• **Exercise goal**: Pictures do not belong in the copy, so please give every entry below again exactly.

Items from a data source:
*** Begin section ***
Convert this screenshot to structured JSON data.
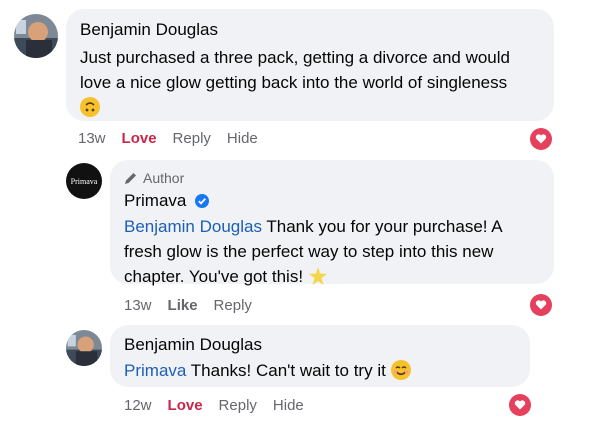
{
  "comments": [
    {
      "author": "Benjamin Douglas",
      "text": "Just purchased a three pack, getting a divorce and would love a nice glow getting back into the world of singleness",
      "emoji": "upside-down-face",
      "time": "13w",
      "reaction_label": "Love",
      "reply_label": "Reply",
      "hide_label": "Hide"
    },
    {
      "badge": "Author",
      "author": "Primava",
      "avatar_text": "Primava",
      "mention": "Benjamin Douglas",
      "text": "Thank you for your purchase! A fresh glow is the perfect way to step into this new chapter. You've got this!",
      "emoji": "glowing-star",
      "time": "13w",
      "reaction_label": "Like",
      "reply_label": "Reply"
    },
    {
      "author": "Benjamin Douglas",
      "mention": "Primava",
      "text": "Thanks! Can't wait to try it",
      "emoji": "smiling-face",
      "time": "12w",
      "reaction_label": "Love",
      "reply_label": "Reply",
      "hide_label": "Hide"
    }
  ],
  "colors": {
    "bubble": "#f0f2f5",
    "mention": "#1d5fb8",
    "love": "#c8264a",
    "heart": "#e5405d",
    "verified": "#1877f2"
  }
}
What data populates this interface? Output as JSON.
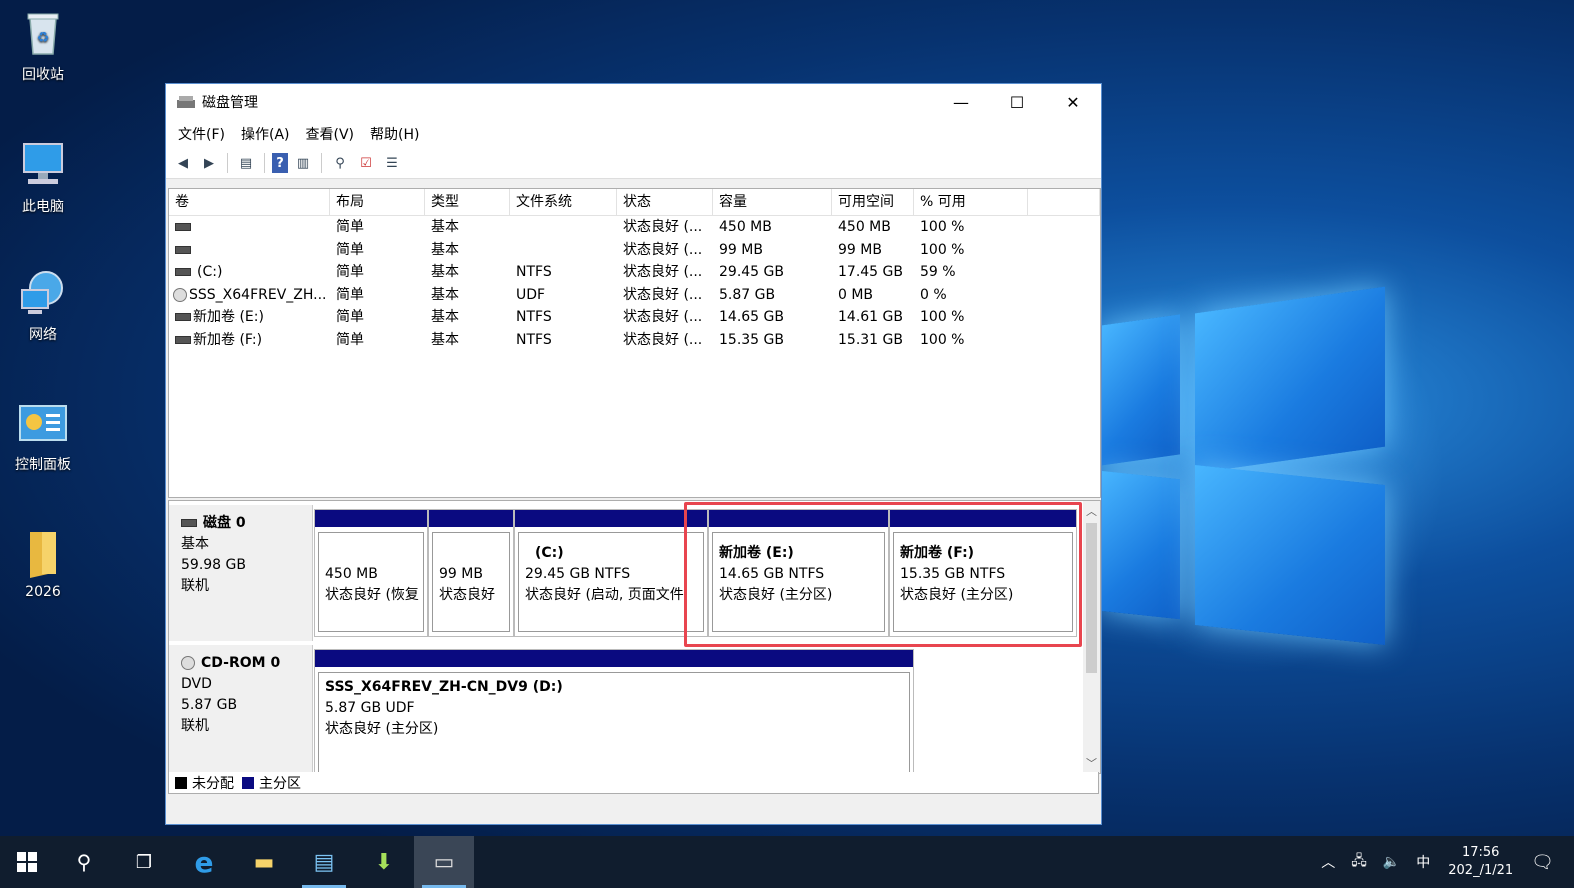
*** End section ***
• **Response to this exercise**:
Convert this screenshot to structured JSON data.
{
  "comments": [
    {
      "author": "Benjamin Douglas",
      "text": "Just purchased a three pack, getting a divorce and would love a nice glow getting back into the world of singleness",
      "emoji": "upside-down-face",
      "time": "13w",
      "reaction_label": "Love",
      "reply_label": "Reply",
      "hide_label": "Hide"
    },
    {
      "badge": "Author",
      "author": "Primava",
      "avatar_text": "Primava",
      "mention": "Benjamin Douglas",
      "text": "Thank you for your purchase! A fresh glow is the perfect way to step into this new chapter. You've got this!",
      "emoji": "glowing-star",
      "time": "13w",
      "reaction_label": "Like",
      "reply_label": "Reply"
    },
    {
      "author": "Benjamin Douglas",
      "mention": "Primava",
      "text": "Thanks! Can't wait to try it",
      "emoji": "smiling-face",
      "time": "12w",
      "reaction_label": "Love",
      "reply_label": "Reply",
      "hide_label": "Hide"
    }
  ],
  "colors": {
    "bubble": "#f0f2f5",
    "mention": "#1d5fb8",
    "love": "#c8264a",
    "heart": "#e5405d",
    "verified": "#1877f2"
  }
}
What data populates this interface? Output as JSON.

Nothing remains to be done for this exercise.